Review by Booklist Reviews

Winter is a special time for telling stories, notes Matthews in her chatty introduction, a time to gather around the fire together during long, cold nights. The eight traditional tales she assembles here—from snowy places such as Russia, Canada, Scotland, and Austria—are perfect for sharing. In Babushka, a grandmother follows the Three Kings, but she misses the Christ child. She still journeys every Christmas, leaving gifts for every child, just in case. In a Jewish tale, a brave boy saves nine trees by joining with them in the icy storm to make up the holy prayer circle (minyan) of 10. A story from the Slavey Indians is about the return of the sun. The retellings, exciting and cozy for reading aloud, are framed by elaborate, wide borders that evoke the traditional settings, and the accompanying watercolor-and-mixed-media illustrations show the different characters in a variety of winter landscapes. Copyright 2007 Booklist Reviews.

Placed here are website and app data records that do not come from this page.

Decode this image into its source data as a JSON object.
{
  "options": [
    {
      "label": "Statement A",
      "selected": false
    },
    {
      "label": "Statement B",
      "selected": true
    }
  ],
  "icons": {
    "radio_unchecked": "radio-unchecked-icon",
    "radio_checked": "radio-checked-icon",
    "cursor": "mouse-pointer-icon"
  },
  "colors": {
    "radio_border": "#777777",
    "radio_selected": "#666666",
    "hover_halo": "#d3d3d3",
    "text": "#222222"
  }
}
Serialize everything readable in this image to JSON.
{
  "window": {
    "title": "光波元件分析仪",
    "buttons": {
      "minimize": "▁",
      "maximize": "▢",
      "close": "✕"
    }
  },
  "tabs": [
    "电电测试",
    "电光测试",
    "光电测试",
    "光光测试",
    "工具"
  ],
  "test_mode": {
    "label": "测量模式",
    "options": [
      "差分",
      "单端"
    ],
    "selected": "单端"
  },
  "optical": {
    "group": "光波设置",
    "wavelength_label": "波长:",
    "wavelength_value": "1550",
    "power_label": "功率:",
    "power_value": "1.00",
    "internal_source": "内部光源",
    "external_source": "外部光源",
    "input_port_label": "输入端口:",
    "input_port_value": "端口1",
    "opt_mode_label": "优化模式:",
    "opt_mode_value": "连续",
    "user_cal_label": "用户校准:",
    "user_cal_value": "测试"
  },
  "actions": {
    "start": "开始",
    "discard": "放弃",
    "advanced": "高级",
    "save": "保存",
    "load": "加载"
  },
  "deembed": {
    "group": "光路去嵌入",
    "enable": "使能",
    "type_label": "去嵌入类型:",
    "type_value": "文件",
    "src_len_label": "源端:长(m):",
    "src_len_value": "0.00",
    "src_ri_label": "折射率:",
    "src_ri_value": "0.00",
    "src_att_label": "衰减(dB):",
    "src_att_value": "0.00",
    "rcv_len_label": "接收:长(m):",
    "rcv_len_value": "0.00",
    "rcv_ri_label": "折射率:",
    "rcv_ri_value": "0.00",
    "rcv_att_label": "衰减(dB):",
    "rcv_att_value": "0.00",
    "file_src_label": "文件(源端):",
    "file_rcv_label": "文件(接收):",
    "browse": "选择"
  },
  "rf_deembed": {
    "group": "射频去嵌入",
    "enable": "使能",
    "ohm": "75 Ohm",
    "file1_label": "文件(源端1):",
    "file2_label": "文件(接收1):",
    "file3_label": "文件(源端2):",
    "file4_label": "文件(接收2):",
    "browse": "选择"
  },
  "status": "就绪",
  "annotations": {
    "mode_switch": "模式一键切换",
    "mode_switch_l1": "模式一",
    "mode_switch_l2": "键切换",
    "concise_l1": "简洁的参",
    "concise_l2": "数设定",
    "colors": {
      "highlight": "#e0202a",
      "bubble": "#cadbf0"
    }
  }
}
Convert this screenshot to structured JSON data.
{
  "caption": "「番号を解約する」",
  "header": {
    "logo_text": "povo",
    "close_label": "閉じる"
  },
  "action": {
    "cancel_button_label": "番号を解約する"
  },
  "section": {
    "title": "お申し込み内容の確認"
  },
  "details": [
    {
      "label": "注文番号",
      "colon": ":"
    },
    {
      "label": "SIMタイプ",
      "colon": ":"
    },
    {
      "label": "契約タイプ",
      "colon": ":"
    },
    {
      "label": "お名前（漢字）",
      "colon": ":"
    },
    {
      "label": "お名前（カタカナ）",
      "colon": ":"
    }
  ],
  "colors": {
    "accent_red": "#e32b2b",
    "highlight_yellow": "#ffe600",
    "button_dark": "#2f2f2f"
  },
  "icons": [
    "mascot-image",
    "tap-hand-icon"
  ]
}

Review by School Library Journal Reviews

Gr 2–5— This collection of seasonal folklore introduces readers to the Celtic and Gaelic festival of Samhain , or Summer's End; Christmas Eve in Austria; the Jewish New Year of the Trees (Tu B'Shevat ); the Twelve Days of Christmas in the Czech Republic; the Twelfth Night in Russia; and Candlemas observed by the Slavey people of Canada. Each tale is accompanied by a brief introduction, setting the time and place for the story and providing necessary background information. Exquisite borders frame the text and lush watercolor illustrations enhance the narratives. Magical, mystical, humorous, and thoughtful, this anthology will be thoroughly enjoyed by independent readers and is a perfect choice for sharing aloud around a warm fire on a cold winter's night.-Rachel Kamin, Des Plaines Public Library, IL [Page 106]. Copyright 2008 Reed Business Information.

Review by Publisher Summary 1

A collection of eight traditional tales associated with a variety of winter celebrations from Scottish, Russian, Inuit, Austrian, Czech, and Jewish lore.